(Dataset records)
■ ■ ■ ■ ■

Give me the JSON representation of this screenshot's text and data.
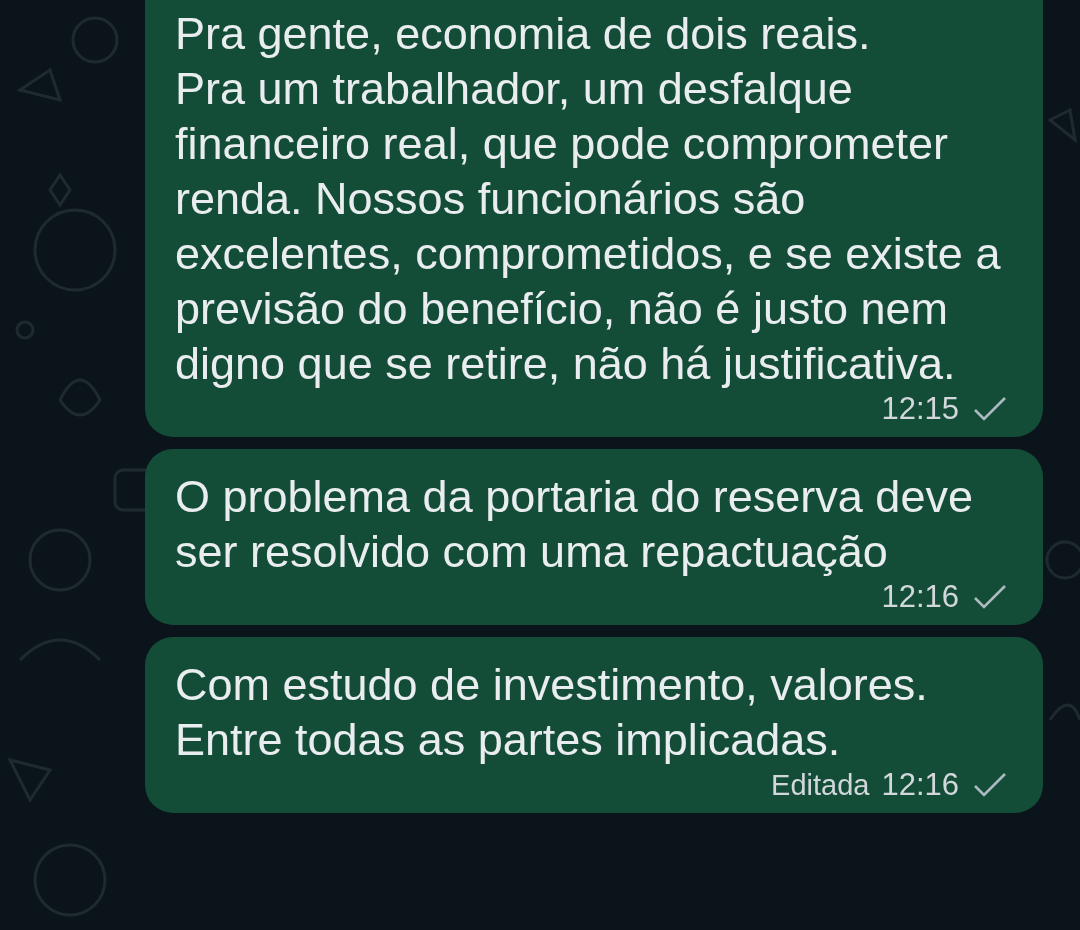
{
  "messages": [
    {
      "text": "Pra gente, economia de dois reais.\nPra um trabalhador, um desfalque financeiro real, que pode comprometer renda. Nossos funcionários são excelentes, comprometidos, e se existe a previsão do benefício, não é justo nem digno que se retire, não há justificativa.",
      "time": "12:15",
      "delivered": false,
      "cut_top": true
    },
    {
      "text": "O problema da portaria do reserva deve ser resolvido com uma repactuação",
      "time": "12:16",
      "delivered": false,
      "cut_top": false
    },
    {
      "text": "Com estudo de investimento, valores.\nEntre todas as partes implicadas.",
      "time": "12:16",
      "edited_label": "Editada",
      "delivered": false,
      "cut_top": false
    }
  ]
}
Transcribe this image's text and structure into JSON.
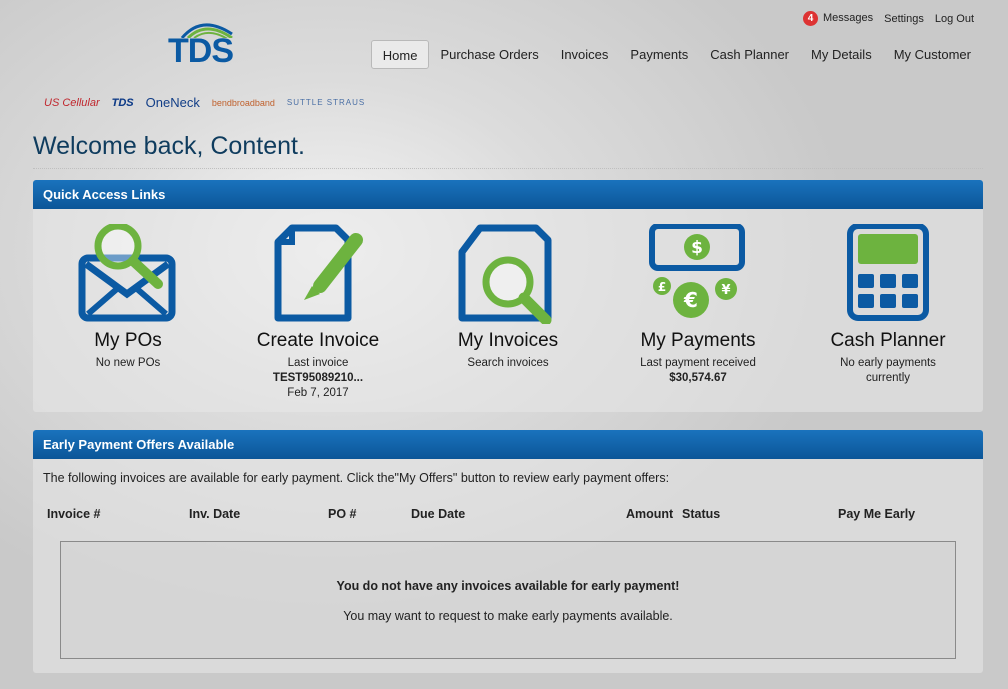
{
  "header": {
    "messages_count": "4",
    "messages_label": "Messages",
    "settings_label": "Settings",
    "logout_label": "Log Out",
    "logo_text": "TDS"
  },
  "nav": [
    "Home",
    "Purchase Orders",
    "Invoices",
    "Payments",
    "Cash Planner",
    "My Details",
    "My Customer"
  ],
  "brands": [
    "US Cellular",
    "TDS",
    "OneNeck",
    "bendbroadband",
    "SUTTLE STRAUS"
  ],
  "welcome": "Welcome back, Content.",
  "quick_access": {
    "title": "Quick Access Links",
    "tiles": [
      {
        "title": "My POs",
        "line1": "No new POs",
        "line2": "",
        "line3": ""
      },
      {
        "title": "Create Invoice",
        "line1": "Last invoice",
        "line2": "TEST95089210...",
        "line3": "Feb 7, 2017"
      },
      {
        "title": "My Invoices",
        "line1": "Search invoices",
        "line2": "",
        "line3": ""
      },
      {
        "title": "My Payments",
        "line1": "Last payment received",
        "line2": "$30,574.67",
        "line3": ""
      },
      {
        "title": "Cash Planner",
        "line1": "No early payments currently",
        "line2": "",
        "line3": ""
      }
    ]
  },
  "early_payment": {
    "title": "Early Payment Offers Available",
    "description": "The following invoices are available for early payment. Click the\"My Offers\" button to review early payment offers:",
    "columns": [
      "Invoice #",
      "Inv. Date",
      "PO #",
      "Due Date",
      "Amount",
      "Status",
      "Pay Me Early"
    ],
    "empty_title": "You do not have any invoices available for early payment!",
    "empty_sub": "You may want to request to make early payments available."
  },
  "colors": {
    "blue": "#0b5aa3",
    "green": "#6db33f",
    "accent": "#1a73bd"
  }
}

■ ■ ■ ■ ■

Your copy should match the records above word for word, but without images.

Give me the JSON representation of this screenshot's text and data.
{
  "messages": [
    {
      "text": "Pra gente, economia de dois reais.\nPra um trabalhador, um desfalque financeiro real, que pode comprometer renda. Nossos funcionários são excelentes, comprometidos, e se existe a previsão do benefício, não é justo nem digno que se retire, não há justificativa.",
      "time": "12:15",
      "delivered": false,
      "cut_top": true
    },
    {
      "text": "O problema da portaria do reserva deve ser resolvido com uma repactuação",
      "time": "12:16",
      "delivered": false,
      "cut_top": false
    },
    {
      "text": "Com estudo de investimento, valores.\nEntre todas as partes implicadas.",
      "time": "12:16",
      "edited_label": "Editada",
      "delivered": false,
      "cut_top": false
    }
  ]
}
Transcribe this image's text and structure into JSON.
{
  "header": {
    "messages_count": "4",
    "messages_label": "Messages",
    "settings_label": "Settings",
    "logout_label": "Log Out",
    "logo_text": "TDS"
  },
  "nav": [
    "Home",
    "Purchase Orders",
    "Invoices",
    "Payments",
    "Cash Planner",
    "My Details",
    "My Customer"
  ],
  "brands": [
    "US Cellular",
    "TDS",
    "OneNeck",
    "bendbroadband",
    "SUTTLE STRAUS"
  ],
  "welcome": "Welcome back, Content.",
  "quick_access": {
    "title": "Quick Access Links",
    "tiles": [
      {
        "title": "My POs",
        "line1": "No new POs",
        "line2": "",
        "line3": ""
      },
      {
        "title": "Create Invoice",
        "line1": "Last invoice",
        "line2": "TEST95089210...",
        "line3": "Feb 7, 2017"
      },
      {
        "title": "My Invoices",
        "line1": "Search invoices",
        "line2": "",
        "line3": ""
      },
      {
        "title": "My Payments",
        "line1": "Last payment received",
        "line2": "$30,574.67",
        "line3": ""
      },
      {
        "title": "Cash Planner",
        "line1": "No early payments currently",
        "line2": "",
        "line3": ""
      }
    ]
  },
  "early_payment": {
    "title": "Early Payment Offers Available",
    "description": "The following invoices are available for early payment. Click the\"My Offers\" button to review early payment offers:",
    "columns": [
      "Invoice #",
      "Inv. Date",
      "PO #",
      "Due Date",
      "Amount",
      "Status",
      "Pay Me Early"
    ],
    "empty_title": "You do not have any invoices available for early payment!",
    "empty_sub": "You may want to request to make early payments available."
  },
  "colors": {
    "blue": "#0b5aa3",
    "green": "#6db33f",
    "accent": "#1a73bd"
  }
}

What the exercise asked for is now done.